EXERCISE OBJECTIVE ->
When you copy the data, keep every word exactly as it is and leave the pictures out.

-- SOURCE RECORDS follows --

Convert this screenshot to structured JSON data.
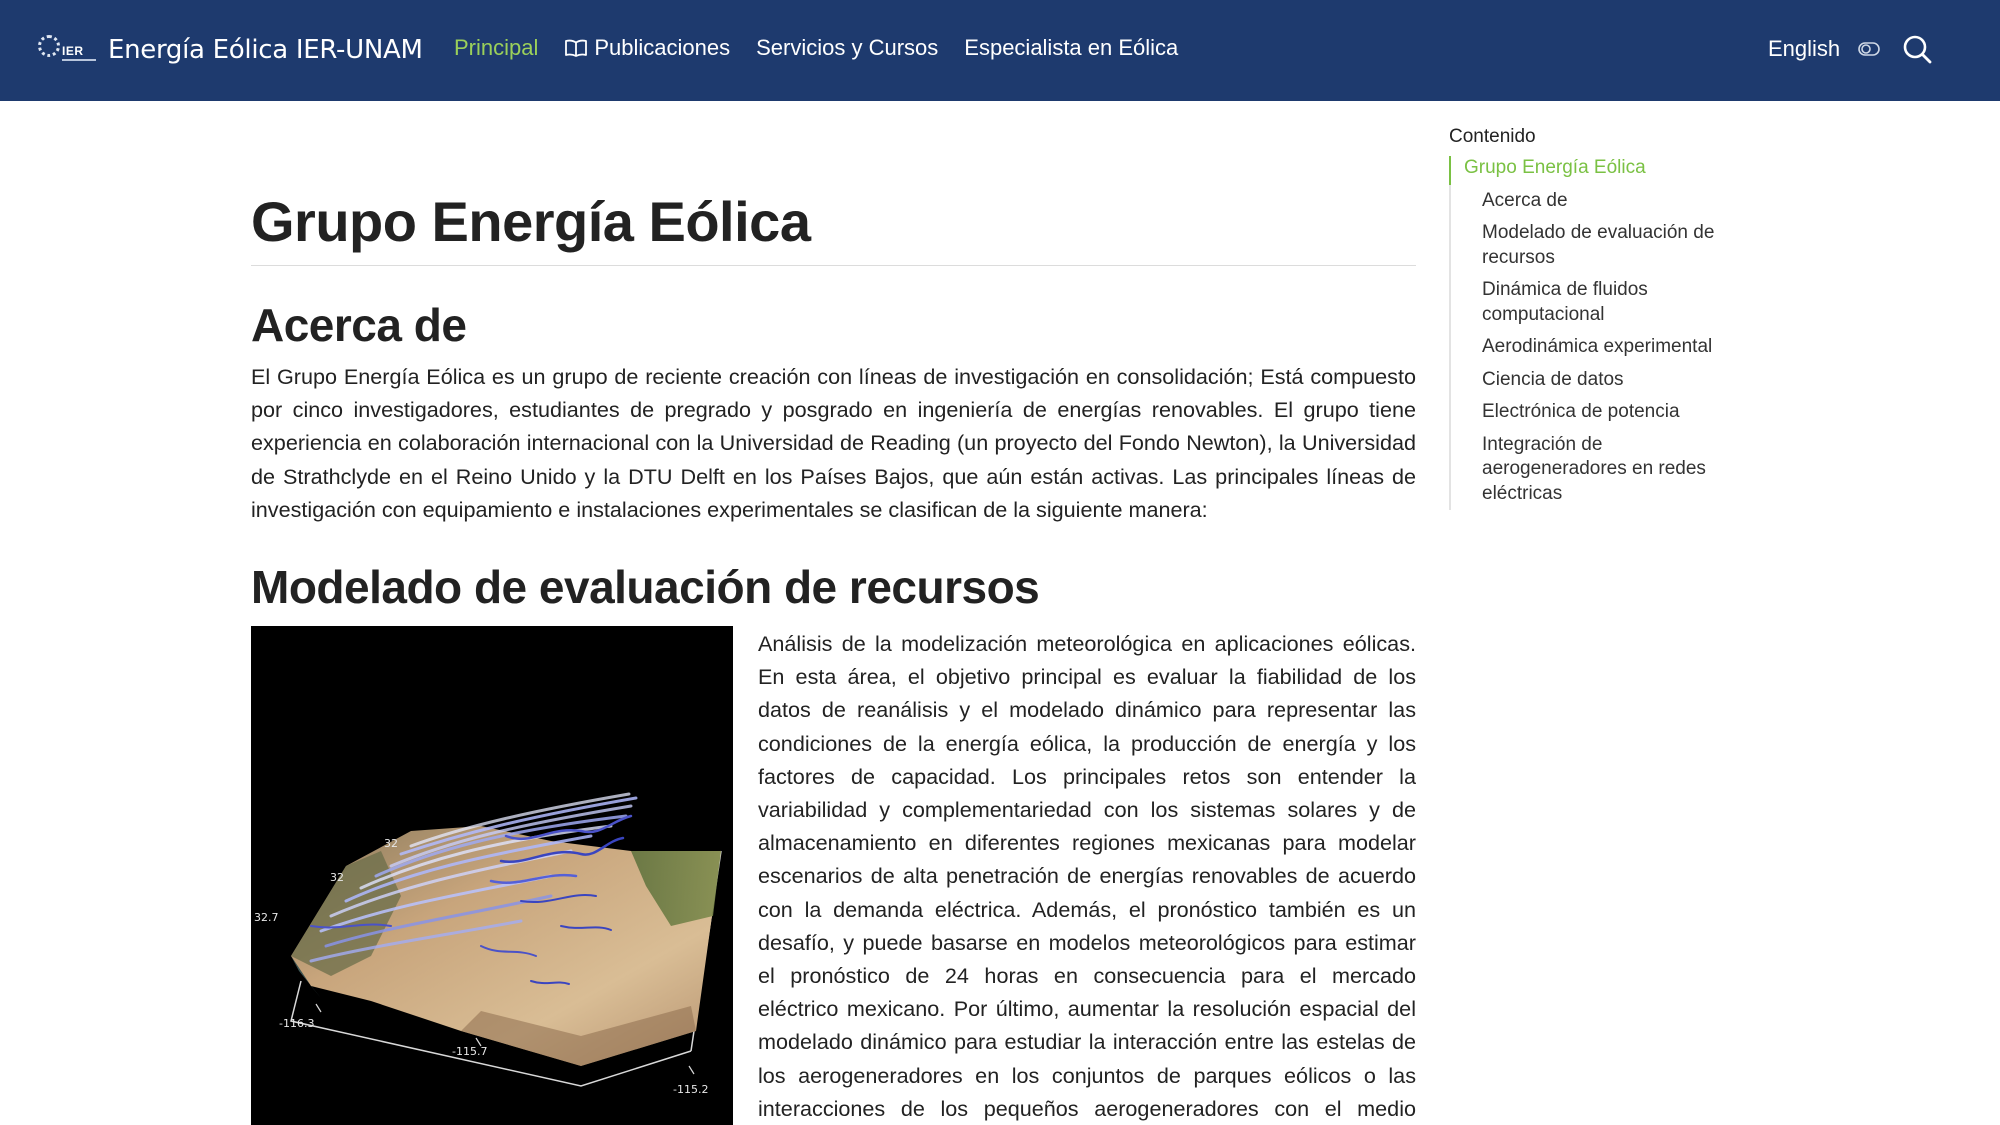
{
  "navbar": {
    "logo_text": "IER",
    "title": "Energía Eólica IER-UNAM",
    "links": [
      {
        "label": "Principal",
        "active": true
      },
      {
        "label": "Publicaciones",
        "icon": "book-icon"
      },
      {
        "label": "Servicios y Cursos"
      },
      {
        "label": "Especialista en Eólica"
      }
    ],
    "language": "English",
    "icons": [
      "theme-toggle-icon",
      "search-icon"
    ],
    "background": "#1e3a6e",
    "active_color": "#9bd05a"
  },
  "main": {
    "title": "Grupo Energía Eólica",
    "acerca": {
      "heading": "Acerca de",
      "text": "El Grupo Energía Eólica es un grupo de reciente creación con líneas de investigación en consolidación; Está compuesto por cinco investigadores, estudiantes de pregrado y posgrado en ingeniería de energías renovables. El grupo tiene experiencia en colaboración internacional con la Universidad de Reading (un proyecto del Fondo Newton), la Universidad de Strathclyde en el Reino Unido y la DTU Delft en los Países Bajos, que aún están activas. Las principales líneas de investigación con equipamiento e instalaciones experimentales se clasifican de la siguiente manera:"
    },
    "modelado": {
      "heading": "Modelado de evaluación de recursos",
      "figure_axis_labels": [
        "32",
        "32",
        "32.7",
        "-116.3",
        "-115.7",
        "-115.2"
      ],
      "text": "Análisis de la modelización meteorológica en aplicaciones eólicas. En esta área, el objetivo principal es evaluar la fiabilidad de los datos de reanálisis y el modelado dinámico para representar las condiciones de la energía eólica, la producción de energía y los factores de capacidad. Los principales retos son entender la variabilidad y complementariedad con los sistemas solares y de almacenamiento en diferentes regiones mexicanas para modelar escenarios de alta penetración de energías renovables de acuerdo con la demanda eléctrica. Además, el pronóstico también es un desafío, y puede basarse en modelos meteorológicos para estimar el pronóstico de 24 horas en consecuencia para el mercado eléctrico mexicano. Por último, aumentar la resolución espacial del modelado dinámico para estudiar la interacción entre las estelas de los aerogeneradores en los conjuntos de parques eólicos o las interacciones de los pequeños aerogeneradores con el medio ambiente."
    }
  },
  "toc": {
    "heading": "Contenido",
    "top": "Grupo Energía Eólica",
    "items": [
      "Acerca de",
      "Modelado de evaluación de recursos",
      "Dinámica de fluidos computacional",
      "Aerodinámica experimental",
      "Ciencia de datos",
      "Electrónica de potencia",
      "Integración de aerogeneradores en redes eléctricas"
    ],
    "accent": "#7ac143"
  }
}
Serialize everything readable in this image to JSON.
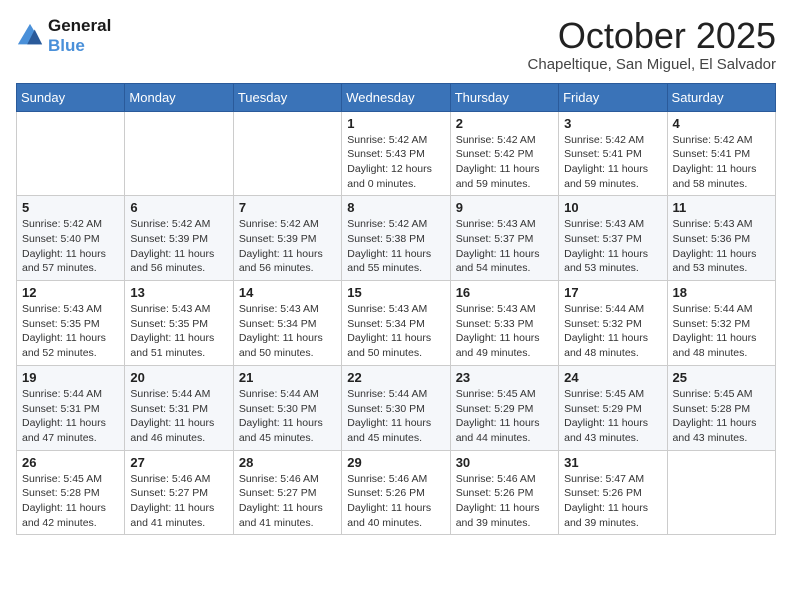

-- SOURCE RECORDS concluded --

FINAL ANSWER ->
Convert this screenshot to structured JSON data.
{
  "navbar": {
    "logo_text": "IER",
    "title": "Energía Eólica IER-UNAM",
    "links": [
      {
        "label": "Principal",
        "active": true
      },
      {
        "label": "Publicaciones",
        "icon": "book-icon"
      },
      {
        "label": "Servicios y Cursos"
      },
      {
        "label": "Especialista en Eólica"
      }
    ],
    "language": "English",
    "icons": [
      "theme-toggle-icon",
      "search-icon"
    ],
    "background": "#1e3a6e",
    "active_color": "#9bd05a"
  },
  "main": {
    "title": "Grupo Energía Eólica",
    "acerca": {
      "heading": "Acerca de",
      "text": "El Grupo Energía Eólica es un grupo de reciente creación con líneas de investigación en consolidación; Está compuesto por cinco investigadores, estudiantes de pregrado y posgrado en ingeniería de energías renovables. El grupo tiene experiencia en colaboración internacional con la Universidad de Reading (un proyecto del Fondo Newton), la Universidad de Strathclyde en el Reino Unido y la DTU Delft en los Países Bajos, que aún están activas. Las principales líneas de investigación con equipamiento e instalaciones experimentales se clasifican de la siguiente manera:"
    },
    "modelado": {
      "heading": "Modelado de evaluación de recursos",
      "figure_axis_labels": [
        "32",
        "32",
        "32.7",
        "-116.3",
        "-115.7",
        "-115.2"
      ],
      "text": "Análisis de la modelización meteorológica en aplicaciones eólicas. En esta área, el objetivo principal es evaluar la fiabilidad de los datos de reanálisis y el modelado dinámico para representar las condiciones de la energía eólica, la producción de energía y los factores de capacidad. Los principales retos son entender la variabilidad y complementariedad con los sistemas solares y de almacenamiento en diferentes regiones mexicanas para modelar escenarios de alta penetración de energías renovables de acuerdo con la demanda eléctrica. Además, el pronóstico también es un desafío, y puede basarse en modelos meteorológicos para estimar el pronóstico de 24 horas en consecuencia para el mercado eléctrico mexicano. Por último, aumentar la resolución espacial del modelado dinámico para estudiar la interacción entre las estelas de los aerogeneradores en los conjuntos de parques eólicos o las interacciones de los pequeños aerogeneradores con el medio ambiente."
    }
  },
  "toc": {
    "heading": "Contenido",
    "top": "Grupo Energía Eólica",
    "items": [
      "Acerca de",
      "Modelado de evaluación de recursos",
      "Dinámica de fluidos computacional",
      "Aerodinámica experimental",
      "Ciencia de datos",
      "Electrónica de potencia",
      "Integración de aerogeneradores en redes eléctricas"
    ],
    "accent": "#7ac143"
  }
}
Serialize everything readable in this image to JSON.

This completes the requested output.